I would cry havoc
And let loose the dogs of war,
But there’d be trouble…
YouTube video: “Pink Floyd – Dogs of War (Live 1987)“
This quote, “Cry ‘Havoc!’ and let loose the dogs of war” is often removed from its context. The quote is from “Julius Caesar”, Act III, scene i.
After the assassination of Caesar in the Senate, Anthony enters and confronts the conspirators. He pretends to understand and forgive them (to save his own life and allow him to avenge his friend and mentor in the future). When Anthony is left alone in the Senate with the murdered body of Caesar he breaks down with grief and rage and asks forgiveness from the bleeding body, vowing vengeance against the conspirators:
“O, pardon me, thou bleeding piece of earth,
That I am meek and gentle with these butchers!
Thou art the ruins of the noblest man
That ever lived in the tide of times.
Woe to the hand that shed this costly blood!
Over thy wounds now do I prophesy,–
Which, like dumb mouths, do ope their ruby lips,
To beg the voice and utterance of my tongue–
A curse shall light upon the limbs of men;
Domestic fury and fierce civil strife
Shall cumber all the parts of Italy;
Blood and destruction shall be so in use
And dreadful objects so familiar
That mothers shall but smile when they behold
Their infants quarter’d with the hands of war;
All pity choked with custom of fell deeds:
And Caesar’s spirit, ranging for revenge,
With Ate by his side come hot from hell,
Shall in these confines with a monarch’s voice

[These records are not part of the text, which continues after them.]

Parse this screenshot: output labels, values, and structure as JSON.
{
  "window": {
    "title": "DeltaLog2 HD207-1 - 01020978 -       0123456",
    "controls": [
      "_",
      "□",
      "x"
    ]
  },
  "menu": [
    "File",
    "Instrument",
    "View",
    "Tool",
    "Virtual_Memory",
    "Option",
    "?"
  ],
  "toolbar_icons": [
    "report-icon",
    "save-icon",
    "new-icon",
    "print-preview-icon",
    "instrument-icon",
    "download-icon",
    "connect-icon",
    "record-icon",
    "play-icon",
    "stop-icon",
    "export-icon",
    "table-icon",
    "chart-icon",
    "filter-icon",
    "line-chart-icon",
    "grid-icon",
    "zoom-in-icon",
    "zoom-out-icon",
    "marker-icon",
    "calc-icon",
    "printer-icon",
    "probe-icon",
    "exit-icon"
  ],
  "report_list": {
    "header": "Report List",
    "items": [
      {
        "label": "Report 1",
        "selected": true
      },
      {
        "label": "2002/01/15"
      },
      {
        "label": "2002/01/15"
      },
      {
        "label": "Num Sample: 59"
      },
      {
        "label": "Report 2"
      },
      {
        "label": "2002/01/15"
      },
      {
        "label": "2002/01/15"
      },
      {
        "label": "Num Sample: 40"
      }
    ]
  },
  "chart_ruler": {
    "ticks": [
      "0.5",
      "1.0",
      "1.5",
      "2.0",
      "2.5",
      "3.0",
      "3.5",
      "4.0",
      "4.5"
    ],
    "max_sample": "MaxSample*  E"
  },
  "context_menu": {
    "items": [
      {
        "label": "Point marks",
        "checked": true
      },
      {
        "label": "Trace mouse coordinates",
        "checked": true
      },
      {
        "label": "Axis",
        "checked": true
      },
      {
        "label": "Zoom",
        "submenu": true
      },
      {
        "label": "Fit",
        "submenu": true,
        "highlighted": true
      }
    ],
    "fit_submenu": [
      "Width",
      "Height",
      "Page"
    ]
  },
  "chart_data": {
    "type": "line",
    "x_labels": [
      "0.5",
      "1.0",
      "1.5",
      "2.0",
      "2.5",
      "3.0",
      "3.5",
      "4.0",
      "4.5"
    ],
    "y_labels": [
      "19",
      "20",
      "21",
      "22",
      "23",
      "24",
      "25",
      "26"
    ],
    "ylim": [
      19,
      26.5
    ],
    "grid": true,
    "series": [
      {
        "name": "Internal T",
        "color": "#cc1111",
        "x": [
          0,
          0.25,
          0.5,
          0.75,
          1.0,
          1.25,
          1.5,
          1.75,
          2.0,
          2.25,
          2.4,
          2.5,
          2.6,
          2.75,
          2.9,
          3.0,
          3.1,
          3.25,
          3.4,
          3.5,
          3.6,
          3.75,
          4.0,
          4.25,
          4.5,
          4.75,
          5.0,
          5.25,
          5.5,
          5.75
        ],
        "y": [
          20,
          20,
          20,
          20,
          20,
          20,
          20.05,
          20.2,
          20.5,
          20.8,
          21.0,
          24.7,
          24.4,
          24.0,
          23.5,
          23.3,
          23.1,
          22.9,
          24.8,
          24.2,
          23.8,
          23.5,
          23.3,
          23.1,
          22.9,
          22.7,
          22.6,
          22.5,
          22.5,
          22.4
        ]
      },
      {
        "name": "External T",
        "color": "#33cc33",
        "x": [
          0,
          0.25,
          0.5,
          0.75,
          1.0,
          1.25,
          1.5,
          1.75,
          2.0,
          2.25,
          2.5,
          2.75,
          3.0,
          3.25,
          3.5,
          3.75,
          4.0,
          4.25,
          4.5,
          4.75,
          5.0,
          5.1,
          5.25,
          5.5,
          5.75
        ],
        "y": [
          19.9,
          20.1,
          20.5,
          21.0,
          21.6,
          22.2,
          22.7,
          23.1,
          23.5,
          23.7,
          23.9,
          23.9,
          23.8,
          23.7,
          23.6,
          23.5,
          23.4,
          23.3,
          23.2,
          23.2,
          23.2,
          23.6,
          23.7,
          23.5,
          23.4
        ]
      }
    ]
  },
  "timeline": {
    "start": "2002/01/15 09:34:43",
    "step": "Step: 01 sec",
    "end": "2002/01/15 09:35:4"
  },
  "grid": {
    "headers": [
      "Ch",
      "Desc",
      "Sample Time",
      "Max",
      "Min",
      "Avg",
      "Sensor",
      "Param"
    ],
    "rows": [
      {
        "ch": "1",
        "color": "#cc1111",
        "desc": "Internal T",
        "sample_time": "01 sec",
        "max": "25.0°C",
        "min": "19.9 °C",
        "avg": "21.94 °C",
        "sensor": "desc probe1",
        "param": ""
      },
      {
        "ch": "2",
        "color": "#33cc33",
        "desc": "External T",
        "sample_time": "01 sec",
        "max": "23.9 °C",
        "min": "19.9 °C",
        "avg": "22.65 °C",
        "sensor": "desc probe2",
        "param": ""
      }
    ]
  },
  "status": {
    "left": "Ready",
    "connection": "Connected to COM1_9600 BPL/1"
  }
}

Cry ‘Havoc,’ and let slip the dogs of war;
That this foul deed shall smell above the earth
With carrion men, groaning for burial.”